SDS welcomes the opportunity to discuss any of these tips for considering study at UCSF and preparing for the transition in more detail with respect to your specific circumstances.
Familiarize yourself with the structure of the curriculum
Look at the standard schedule for the program. Many have set schedules with little choice about morning classes and with few breaks during the day. In many programs, classes may begin at 8 a.m. and end at 5 p.m. with a short lunch break. Unlike an undergraduate program, in the professional schools (medicine, nursing, pharmacy, dentistry, physical therapy) students usually do not have the opportunity to arrange their schedule so they only have afternoon classes, or strategically plan for multiple breaks during the day.
- Sequential nature of curriculum. Some students may have found extended time to degree or a part-time workload helpful in their undergraduate program. All requests for accommodation will be considered individually, however, it is notable that due to the sequential nature of some program's curriculums, part time schedules may not always be reasonable or practical.
- Look at the standard schedule for the program. Many have set schedules with little choice about morning classes and with few breaks during the day. In many programs, classes may begin at 8 a.m. and end at 5 p.m. with a short lunch break. Unlike an undergraduate program, in the professional schools (medicine, nursing, pharmacy, dentistry, physical therapy) students usually do not have the opportunity to arrange their schedule so they only have afternoon classes, or strategically plan for multiple breaks during the day.
Review any technical standards
Technical standards outline the requirements for students, beyond academic performance. Prospective students should consider whether they will be able to meet these requirements with or without accommodations, and what (if any) accommodations would be needed to do so?
Familiarize yourself with the “outside the classroom” components
What is the schedule and nature of the clinical requirements, lab/research aspects of your program, and patient interaction encounters?
Research your health insurance options
Consider if it would be helpful to have access to Student Health on campus for primary care and mental health services? Does the University's Student Health Insurance Program (UC-SHIP) have unique benefits you will need? For example, the plan currently includes a benefit for psychoeducational and neuropsychological testing for LD and AD/HD. You can find information about the UC-SHIP on the Student Health & Counseling website.
Consider the topography and climate of San Francisco
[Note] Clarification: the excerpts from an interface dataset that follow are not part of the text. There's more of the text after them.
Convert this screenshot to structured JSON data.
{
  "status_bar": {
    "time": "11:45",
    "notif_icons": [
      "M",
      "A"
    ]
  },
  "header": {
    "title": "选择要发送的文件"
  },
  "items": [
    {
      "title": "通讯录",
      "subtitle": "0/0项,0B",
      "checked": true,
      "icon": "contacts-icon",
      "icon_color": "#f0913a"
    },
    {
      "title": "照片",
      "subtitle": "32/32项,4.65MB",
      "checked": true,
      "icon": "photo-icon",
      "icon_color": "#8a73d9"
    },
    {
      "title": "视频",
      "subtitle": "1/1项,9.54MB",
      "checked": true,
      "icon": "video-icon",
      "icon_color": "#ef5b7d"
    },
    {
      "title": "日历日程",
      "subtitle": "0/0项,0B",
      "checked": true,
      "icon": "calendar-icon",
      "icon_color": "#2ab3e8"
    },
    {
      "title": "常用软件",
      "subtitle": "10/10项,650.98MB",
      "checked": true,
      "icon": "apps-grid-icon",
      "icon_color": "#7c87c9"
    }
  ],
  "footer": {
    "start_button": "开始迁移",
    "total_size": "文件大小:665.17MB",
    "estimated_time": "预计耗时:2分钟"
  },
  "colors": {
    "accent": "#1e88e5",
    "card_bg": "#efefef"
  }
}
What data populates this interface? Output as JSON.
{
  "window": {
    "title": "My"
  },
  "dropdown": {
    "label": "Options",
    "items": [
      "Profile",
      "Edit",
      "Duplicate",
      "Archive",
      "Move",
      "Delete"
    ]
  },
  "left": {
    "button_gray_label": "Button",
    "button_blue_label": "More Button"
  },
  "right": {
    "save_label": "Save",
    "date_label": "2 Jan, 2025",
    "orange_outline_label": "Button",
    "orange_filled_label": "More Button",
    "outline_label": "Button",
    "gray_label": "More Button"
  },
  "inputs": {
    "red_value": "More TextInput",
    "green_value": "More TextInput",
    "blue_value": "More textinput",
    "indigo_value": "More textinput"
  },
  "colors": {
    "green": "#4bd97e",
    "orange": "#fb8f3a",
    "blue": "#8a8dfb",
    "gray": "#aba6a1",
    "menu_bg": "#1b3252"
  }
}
Much has been discussed about the hills and weather of San Francisco. While it is true that the Parnassus campus itself is located at the top of a hill, it is important to know that the campus is largely accessible – though some routes around campus may not be readily apparent. The unique climate of San Francisco (temperate, but often windy, foggy, damp, and sunny, all on the same day) may pose new complexities for students with disabilities.
- The best source of information about campus access is the UCSF Access Guide. If you have any concerns about physical access on campus, don't hesitate to discuss them with SDS.
- It is a good idea to speak to your medical team before arriving in San Francisco to think through what the impact of the new climate and topography might pose so you can plan accordingly.
- It is worthwhile to consider your housing options carefully. Students with chronic health conditions may find a housing location that is close to campus and will work well for a “good day” but on a day they are experiencing increased symptoms, a hill or stairs may not be so welcome. If you are considering a request for specific disability related accommodations for housing, see the full description of the accommodation request process on the UCSF Housing website.
Think about if and when to disclose your disability and request accommodations.
Deciding to disclose your disability is a very personal decision, and is by no means required. However, accommodations will not be provided until you register with SDS, by making a formal disclosure of your disability and associated functional limitations, providing documentation of your disability, formally requesting accommodations, and you are deemed eligible for accommodations.
You can meet with SDS to discuss your circumstances, and possible accommodations that may be available. This meeting is confidential, and no information will be shared outside of SDS until you formally register with SDS and decide to access accommodations.
There is no deadline to request accommodations. You can register with SDS at any time during your tenure at UCSF, and you can request new accommodations at any time. However, note that a last minute request may not be able to be coordinated quickly, and we will need a reasonable timeframe to review and coordinate your request.
It is your choice whether or not to register or access approved accommodations. However, if you choose to wait to register or forego approved accommodations, you will be held to your performance in your program, even if you feel you would have done better with accommodations.